    A malicious executable is present on the user’s computer. 1. Download an app version, vulnerable to dylib injection 2. Replace the Privileged Helper executable in the installed app with the vulnerable one 3. User authorizes the Helper 4. Perform a dylib injection into the Helper—it is run as root! h1
  15. 33.

    What about code signing? Replacing the Privileged Helper in the

    signed bundle doesn’t change anything, because OS validates the signature only when app is quarantined After the first launch no signature validation is performed on Mojave. Time-to-time signature checks were announced in Catalina. h1
  16. 37.

    Issue #3: steps Preconditions: Privileged Helper is authorized. A malicious

    executable is present on the user’s computer. • Download an old app version, vulnerable to dylib injection • Launch client executable with a dylib injection • Call privileged helper’s methods from the injected code • In our case it leads to LPE to root h1
  17. 38.

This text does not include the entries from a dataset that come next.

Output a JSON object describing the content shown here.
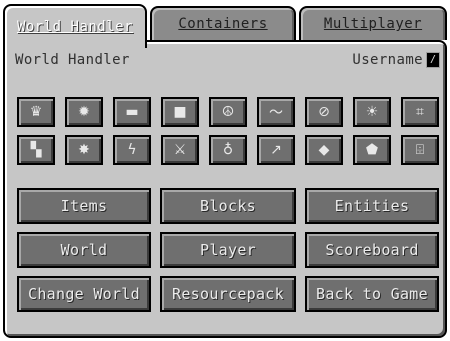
{
  "tabs": [
    {
      "label": "World Handler",
      "active": true
    },
    {
      "label": "Containers",
      "active": false
    },
    {
      "label": "Multiplayer",
      "active": false
    }
  ],
  "panel": {
    "title": "World Handler",
    "username_label": "Username",
    "username_value": "/"
  },
  "icon_buttons": [
    {
      "icon": "crown-icon",
      "glyph": "♛"
    },
    {
      "icon": "sun-icon",
      "glyph": "✹"
    },
    {
      "icon": "bar-icon",
      "glyph": "▬"
    },
    {
      "icon": "square-icon",
      "glyph": "■"
    },
    {
      "icon": "peace-icon",
      "glyph": "☮"
    },
    {
      "icon": "wave-icon",
      "glyph": "〜"
    },
    {
      "icon": "no-entry-icon",
      "glyph": "⊘"
    },
    {
      "icon": "bug-icon",
      "glyph": "☀"
    },
    {
      "icon": "hash-icon",
      "glyph": "⌗"
    },
    {
      "icon": "corner-icon",
      "glyph": "▚"
    },
    {
      "icon": "splat-icon",
      "glyph": "✸"
    },
    {
      "icon": "lightning-icon",
      "glyph": "ϟ"
    },
    {
      "icon": "sword-icon",
      "glyph": "⚔"
    },
    {
      "icon": "flask-icon",
      "glyph": "♁"
    },
    {
      "icon": "arrow-icon",
      "glyph": "↗"
    },
    {
      "icon": "diamond-icon",
      "glyph": "◆"
    },
    {
      "icon": "gem-icon",
      "glyph": "⬟"
    },
    {
      "icon": "tv-icon",
      "glyph": "⌹"
    }
  ],
  "buttons": [
    "Items",
    "Blocks",
    "Entities",
    "World",
    "Player",
    "Scoreboard",
    "Change World",
    "Resourcepack",
    "Back to Game"
  ]
}
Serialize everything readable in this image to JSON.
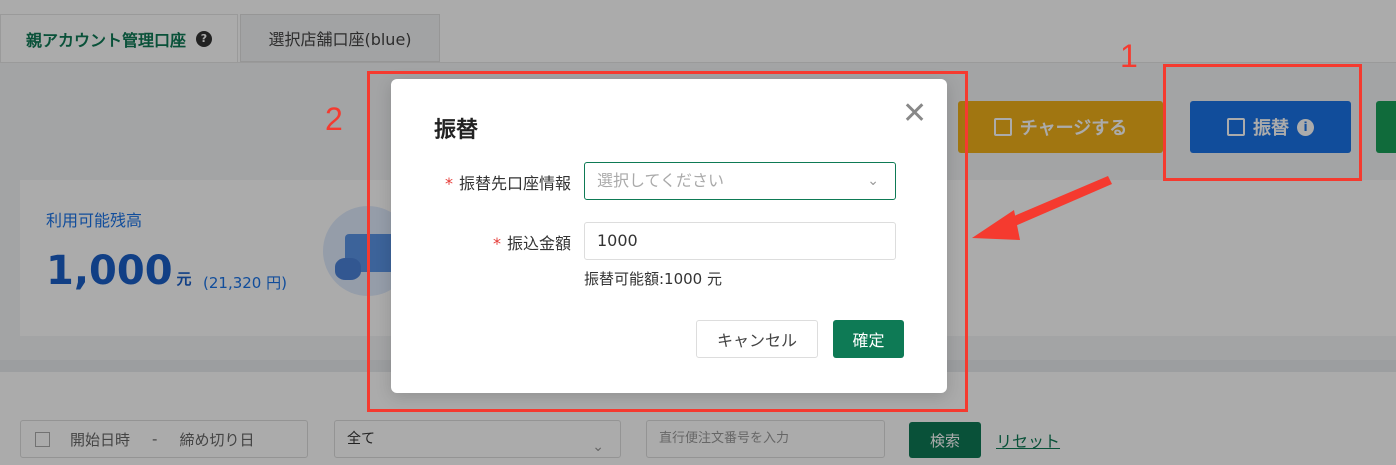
{
  "tabs": [
    {
      "label": "親アカウント管理口座",
      "active": true,
      "icon": "help-circle-icon"
    },
    {
      "label": "選択店舗口座(blue)",
      "active": false
    }
  ],
  "actions": {
    "charge_label": "チャージする",
    "transfer_label": "振替"
  },
  "balance": {
    "label": "利用可能残高",
    "amount": "1,000",
    "unit": "元",
    "yen": "(21,320 円)"
  },
  "filters": {
    "start_placeholder": "開始日時",
    "separator": "-",
    "end_placeholder": "締め切り日",
    "select_value": "全て",
    "order_placeholder": "直行便注文番号を入力",
    "search_label": "検索",
    "reset_label": "リセット"
  },
  "modal": {
    "title": "振替",
    "dest_label": "振替先口座情報",
    "dest_placeholder": "選択してください",
    "amount_label": "振込金額",
    "amount_value": "1000",
    "hint": "振替可能額:1000 元",
    "cancel_label": "キャンセル",
    "ok_label": "確定"
  },
  "annotations": {
    "label1": "1",
    "label2": "2",
    "color": "#f53a2f"
  },
  "colors": {
    "primary_green": "#0e7a55",
    "blue": "#1a73e8",
    "charge_yellow": "#f0b11a"
  }
}
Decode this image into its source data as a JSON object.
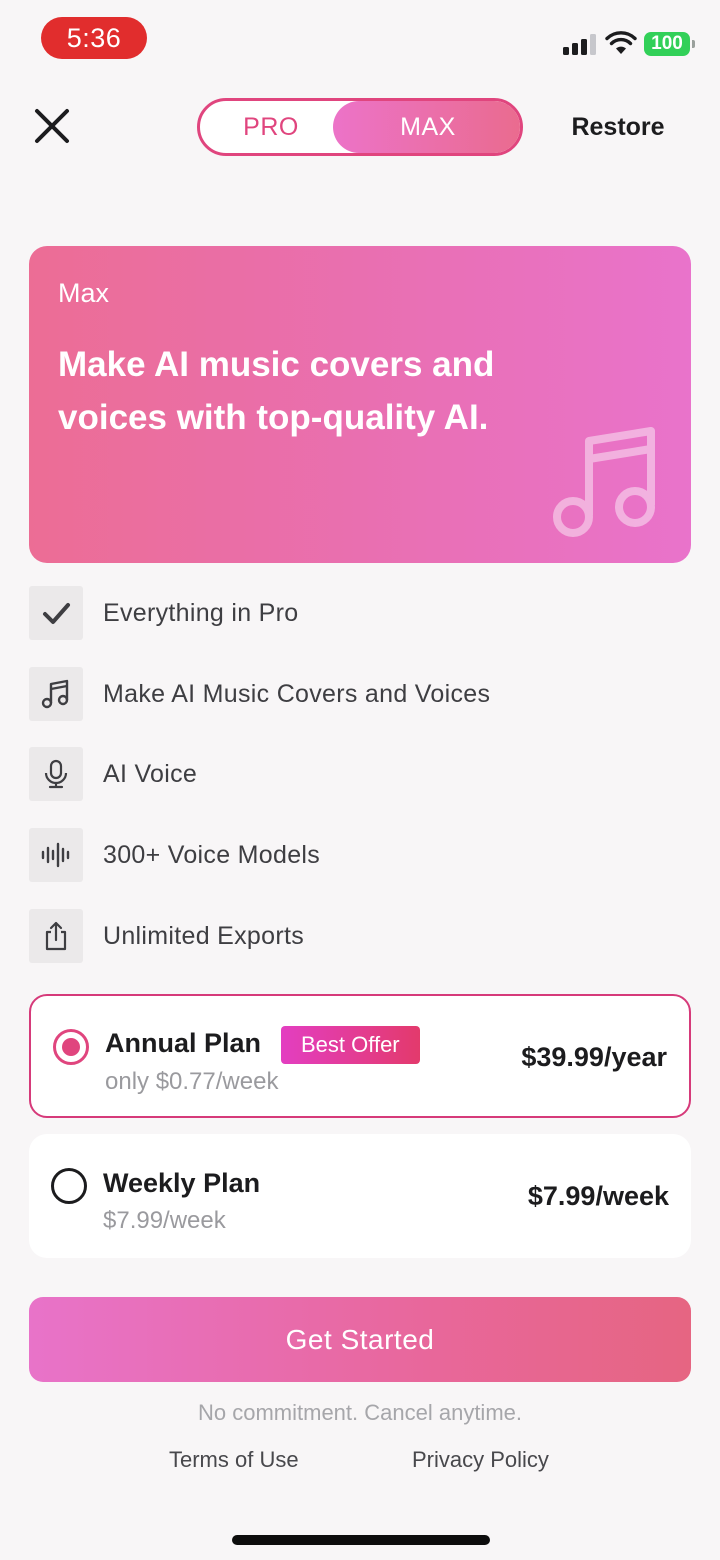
{
  "status_bar": {
    "time": "5:36",
    "battery": "100"
  },
  "header": {
    "tabs": [
      {
        "label": "PRO",
        "selected": false
      },
      {
        "label": "MAX",
        "selected": true
      }
    ],
    "restore_label": "Restore"
  },
  "hero": {
    "eyebrow": "Max",
    "title": "Make AI music covers and voices with top-quality AI.",
    "icon": "music-note-icon"
  },
  "features": [
    {
      "icon": "checkmark-icon",
      "label": "Everything in Pro"
    },
    {
      "icon": "music-note-icon",
      "label": "Make AI Music Covers and Voices"
    },
    {
      "icon": "microphone-icon",
      "label": "AI Voice"
    },
    {
      "icon": "waveform-icon",
      "label": "300+ Voice Models"
    },
    {
      "icon": "share-icon",
      "label": "Unlimited Exports"
    }
  ],
  "plans": [
    {
      "name": "Annual Plan",
      "badge": "Best Offer",
      "subtitle": "only $0.77/week",
      "price": "$39.99/year",
      "selected": true
    },
    {
      "name": "Weekly Plan",
      "subtitle": "$7.99/week",
      "price": "$7.99/week",
      "selected": false
    }
  ],
  "cta_label": "Get Started",
  "disclaimer": "No commitment. Cancel anytime.",
  "links": {
    "terms": "Terms of Use",
    "privacy": "Privacy Policy"
  },
  "colors": {
    "accent": "#e0457e",
    "gradient_start": "#ec6d95",
    "gradient_end": "#e973cb"
  }
}
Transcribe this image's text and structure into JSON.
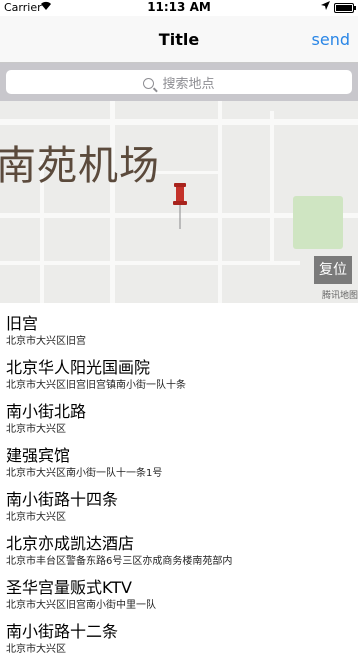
{
  "status_bar": {
    "carrier": "Carrier",
    "time": "11:13 AM",
    "icons": [
      "wifi-icon",
      "location-arrow-icon",
      "battery-icon"
    ]
  },
  "nav": {
    "title": "Title",
    "send_label": "send"
  },
  "search": {
    "placeholder": "搜索地点"
  },
  "map": {
    "place_label": "南苑机场",
    "reset_label": "复位",
    "brand_label": "腾讯地图"
  },
  "results": [
    {
      "name": "旧宫",
      "address": "北京市大兴区旧宫"
    },
    {
      "name": "北京华人阳光国画院",
      "address": "北京市大兴区旧宫旧宫镇南小街一队十条"
    },
    {
      "name": "南小街北路",
      "address": "北京市大兴区"
    },
    {
      "name": "建强宾馆",
      "address": "北京市大兴区南小街一队十一条1号"
    },
    {
      "name": "南小街路十四条",
      "address": "北京市大兴区"
    },
    {
      "name": "北京亦成凯达酒店",
      "address": "北京市丰台区警备东路6号三区亦成商务楼南苑部内"
    },
    {
      "name": "圣华宫量贩式KTV",
      "address": "北京市大兴区旧宫南小街中里一队"
    },
    {
      "name": "南小街路十二条",
      "address": "北京市大兴区"
    }
  ],
  "colors": {
    "accent": "#2a86e6",
    "nav_bg": "#f8f8f8",
    "search_bar_bg": "#c8c7cc",
    "reset_bg": "#7a7a7a",
    "park_green": "#cfe5c2"
  }
}
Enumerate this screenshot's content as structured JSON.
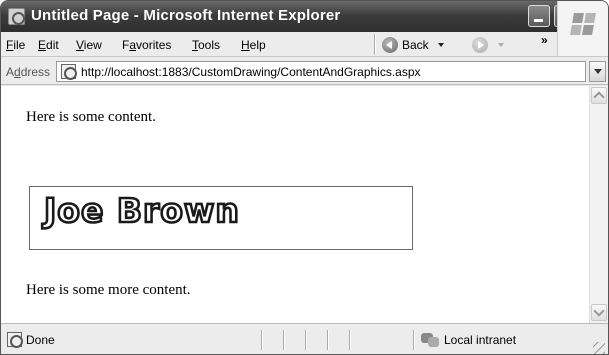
{
  "window": {
    "title": "Untitled Page - Microsoft Internet Explorer",
    "icon": "ie-page-icon"
  },
  "menubar": {
    "items": [
      {
        "prefix": "",
        "accel": "F",
        "rest": "ile"
      },
      {
        "prefix": "",
        "accel": "E",
        "rest": "dit"
      },
      {
        "prefix": "",
        "accel": "V",
        "rest": "iew"
      },
      {
        "prefix": "F",
        "accel": "a",
        "rest": "vorites"
      },
      {
        "prefix": "",
        "accel": "T",
        "rest": "ools"
      },
      {
        "prefix": "",
        "accel": "H",
        "rest": "elp"
      }
    ],
    "back_label": "Back",
    "more": "»"
  },
  "addressbar": {
    "label_prefix": "A",
    "label_accel": "d",
    "label_rest": "dress",
    "url": "http://localhost:1883/CustomDrawing/ContentAndGraphics.aspx"
  },
  "content": {
    "paragraph1": "Here is some content.",
    "graphic_text": "Joe Brown",
    "paragraph2": "Here is some more content."
  },
  "statusbar": {
    "text": "Done",
    "zone": "Local intranet"
  }
}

    Issue #3: steps Preconditions: Privileged Helper is authorized. A malicious

    executable is present on the user’s computer. • Download an old app version, vulnerable to dylib injection • Launch client executable with a dylib injection • Call privileged helper’s methods from the injected code • In our case it leads to LPE to root Takeaway: Dylib injection does NOT break the code signature h1
  18. 39.
  19. 40.

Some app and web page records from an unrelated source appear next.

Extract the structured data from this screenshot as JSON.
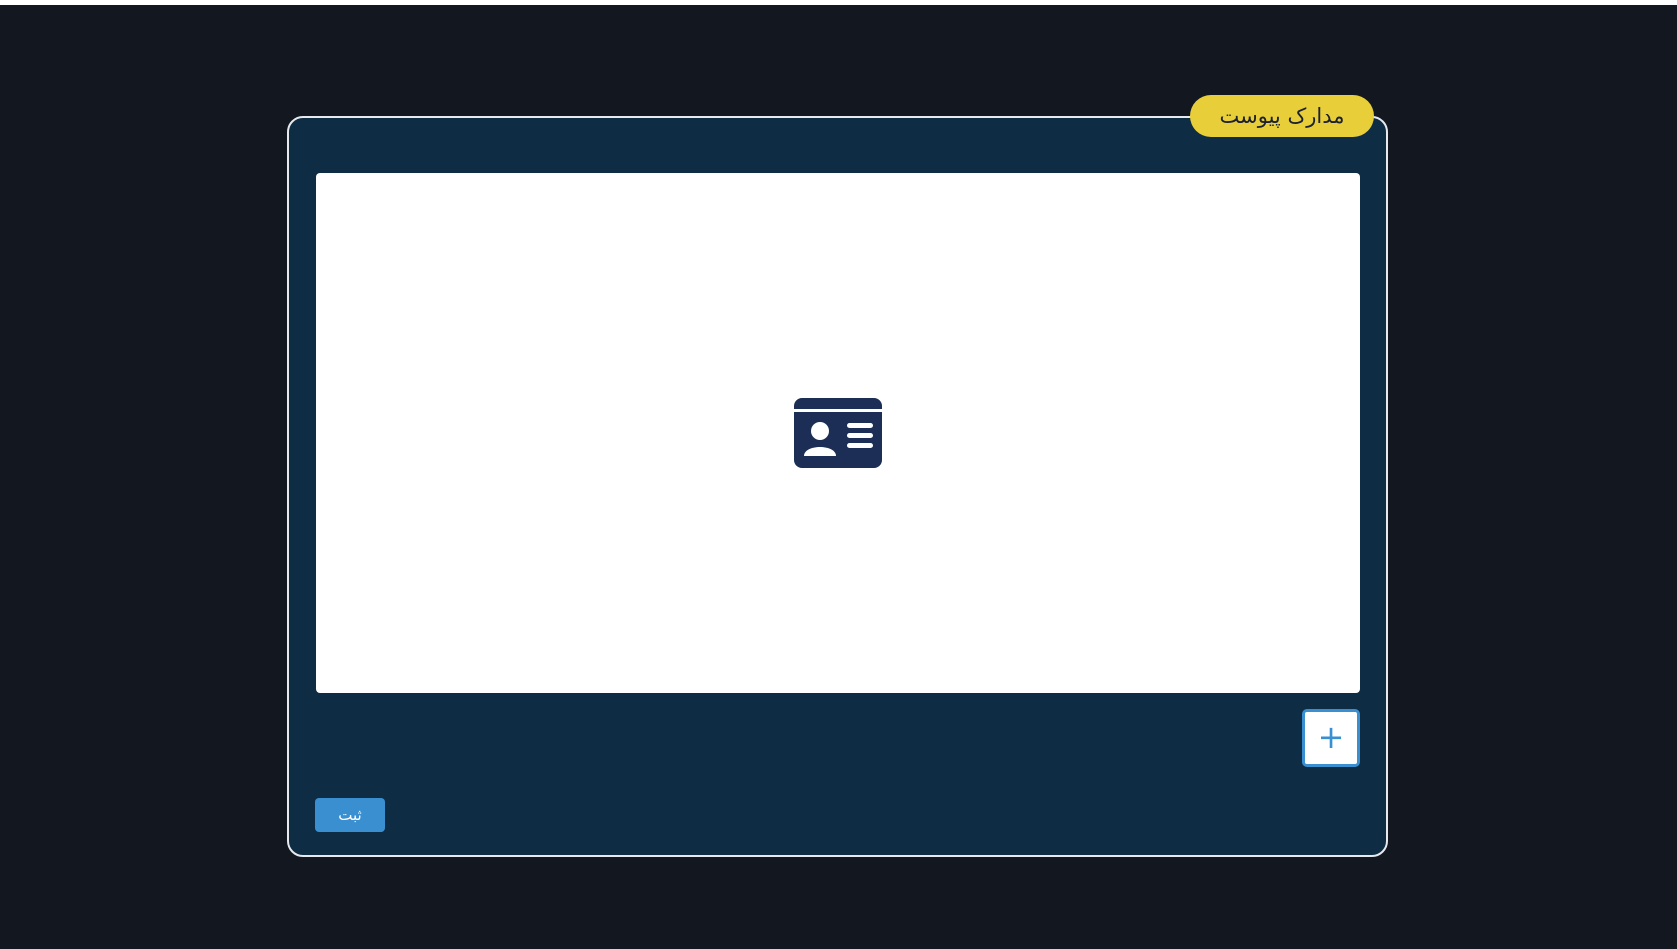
{
  "panel": {
    "title": "مدارک پیوست",
    "preview_icon": "id-card-icon",
    "add_icon": "plus-icon",
    "add_label": "+",
    "submit_label": "ثبت"
  },
  "colors": {
    "background": "#131720",
    "panel": "#0e2c44",
    "accent_yellow": "#e8cf3a",
    "accent_blue": "#3a8fd0",
    "icon_navy": "#1c2e55"
  }
}
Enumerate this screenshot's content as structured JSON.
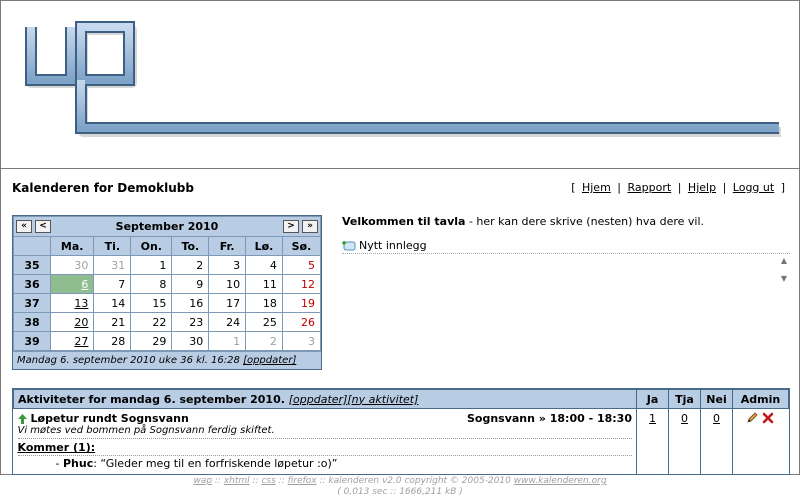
{
  "app": {
    "title": "Kalenderen for Demoklubb"
  },
  "toplinks": [
    {
      "label": "Hjem"
    },
    {
      "label": "Rapport"
    },
    {
      "label": "Hjelp"
    },
    {
      "label": "Logg ut"
    }
  ],
  "calendar": {
    "month_label": "September 2010",
    "nav": {
      "prev_year": "«",
      "prev_month": "<",
      "next_month": ">",
      "next_year": "»"
    },
    "weekdays": [
      "Ma.",
      "Ti.",
      "On.",
      "To.",
      "Fr.",
      "Lø.",
      "Sø."
    ],
    "weeks": [
      {
        "week": "35",
        "days": [
          "30",
          "31",
          "1",
          "2",
          "3",
          "4",
          "5"
        ]
      },
      {
        "week": "36",
        "days": [
          "6",
          "7",
          "8",
          "9",
          "10",
          "11",
          "12"
        ]
      },
      {
        "week": "37",
        "days": [
          "13",
          "14",
          "15",
          "16",
          "17",
          "18",
          "19"
        ]
      },
      {
        "week": "38",
        "days": [
          "20",
          "21",
          "22",
          "23",
          "24",
          "25",
          "26"
        ]
      },
      {
        "week": "39",
        "days": [
          "27",
          "28",
          "29",
          "30",
          "1",
          "2",
          "3"
        ]
      }
    ],
    "footer_text": "Mandag 6. september 2010 uke 36 kl. 16:28",
    "footer_link": "[oppdater]"
  },
  "welcome": {
    "bold": "Velkommen til tavla",
    "rest": " - her kan dere skrive (nesten) hva dere vil.",
    "new_post_label": "Nytt innlegg"
  },
  "activities": {
    "header_text": "Aktiviteter for mandag 6. september 2010.",
    "header_link_update": "[oppdater]",
    "header_link_new": "[ny aktivitet]",
    "col_yes": "Ja",
    "col_maybe": "Tja",
    "col_no": "Nei",
    "col_admin": "Admin",
    "event": {
      "name": "Løpetur rundt Sognsvann",
      "place_time": "Sognsvann » 18:00 - 18:30",
      "description": "Vi møtes ved bommen på Sognsvann ferdig skiftet.",
      "coming_label": "Kommer (1):",
      "comment_prefix": "- ",
      "comment_user": "Phuc",
      "comment_text": ": “Gleder meg til en forfriskende løpetur :o)”",
      "yes": "1",
      "maybe": "0",
      "no": "0"
    }
  },
  "footer": {
    "line1_links": [
      "wap",
      "xhtml",
      "css",
      "firefox"
    ],
    "line1_text": " :: kalenderen v2.0 copyright © 2005-2010 ",
    "line1_site": "www.kalenderen.org",
    "line2": "( 0,013 sec :: 1666,211 kB )"
  },
  "colors": {
    "accent": "#b8cde4",
    "border": "#4a6a8a",
    "today": "#8fbd8f",
    "sunday": "#c00000"
  }
}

    old client versions can connect other apps of the same

    vendor can connect Privileged Helper’s requirements { Signing identity (team id) h1
  20. 41.
  21. 43.

    anyone can impersonate the client due to pid checks logic

    performed by OS Privileged Helper’s code h1
  22. 45.

    h1

  23. 46.
  24. 52.

    Takeaways for developers 1. Think about security in your project/company.

    A good start is creating a security@yourcompany.com email handle. 2. Have one source of truth for Client’s signing requirements and one for Privileged Helper’s, e.g. put them in Preprocessor Macros and use it in: ℹ Info.plist file listener:shouldAcceptNewConnection: 3. In signing requirements check at least for: signing identity bundle identifier #⃣ minimum version 4. In SecCodeCopyGuestWithAttributes use audit token to obtain code reference for signature validation, not the pid 5. In order to be a good citizen remember to unregister the Privileged Helper via launchctl or SMJobRemove API, remove the executable from /Library/PrivilegedHelperTools and the auto generated .plist from /Library/LaunchDaemons Summary
  25. 53.

    Example set up requirements for Privileged Helper 1. Add User-Defined

    Build Settings: CLIENT_REQUIREMENTS="@\"anchor trusted and certificate leaf [subject.CN] = \\\"$(CLIENT_SIGNING_IDENTITY)\\\" and info[CFBundleShortVersionString] >= \\\"$CLIENT_MIN_VERSION\\\" and identifier \\\"$CLIENT_IDENTIFIER\\\"\"" 2. Use them to create a macro definition Summary
  26. 54.

    3. Use your Build Settings in Info.plist client requirements: 4.

    Use the Macro Definition from 2. in code to validate incoming connection: Example set up requirements for Privileged Helper Summary
  27. 56.

    Summary/Wishlist 1. We need the documentation There is no easily

    available Apple’s documentation about securing XPC connection with Privileged Helpers 2. We need Code Samples Apple’s code samples are not secure 3. Using pid to check the signature of a process is not secure. It should be clearly stated in docs Checks by pid are racy by nature 4. Audit token should not be private It is the most secure way, but it is not available to 3rd party developers 5. There should be some Uninstallation API When the app is being removed, the Helpers are usually forgotten in /Library/PrivilegedHelperTools Summary
  28. 57.

    Further Reading 1. project-zero ‘Issue 1223: MacOS/iOS userspace entitlement checking

    is racy’ by Ian Beer 2. OffensiveCon19 'OSX XPC Revisited - 3rd Party Application Flaws' by Tyler Bohan 3. Apple Developer Forums 'XPC restricted to processes with the same code signing?' 4. Objective Development ‘The Story Behind CVE-2019-13013’ by Christian from Little Snitch 5. ‘No Privileged Helper Tool Left Behind’ by Erik Berglund Summary
  29. 58.

    Call to Action If I could ask you to do

    1 thing, let it be: Summary
  30. 59.

    Call to Action Summary reporting to Apple, that audit tokens

    should be made available for 3rd party developers: If I could ask you to do 1 thing, let it be: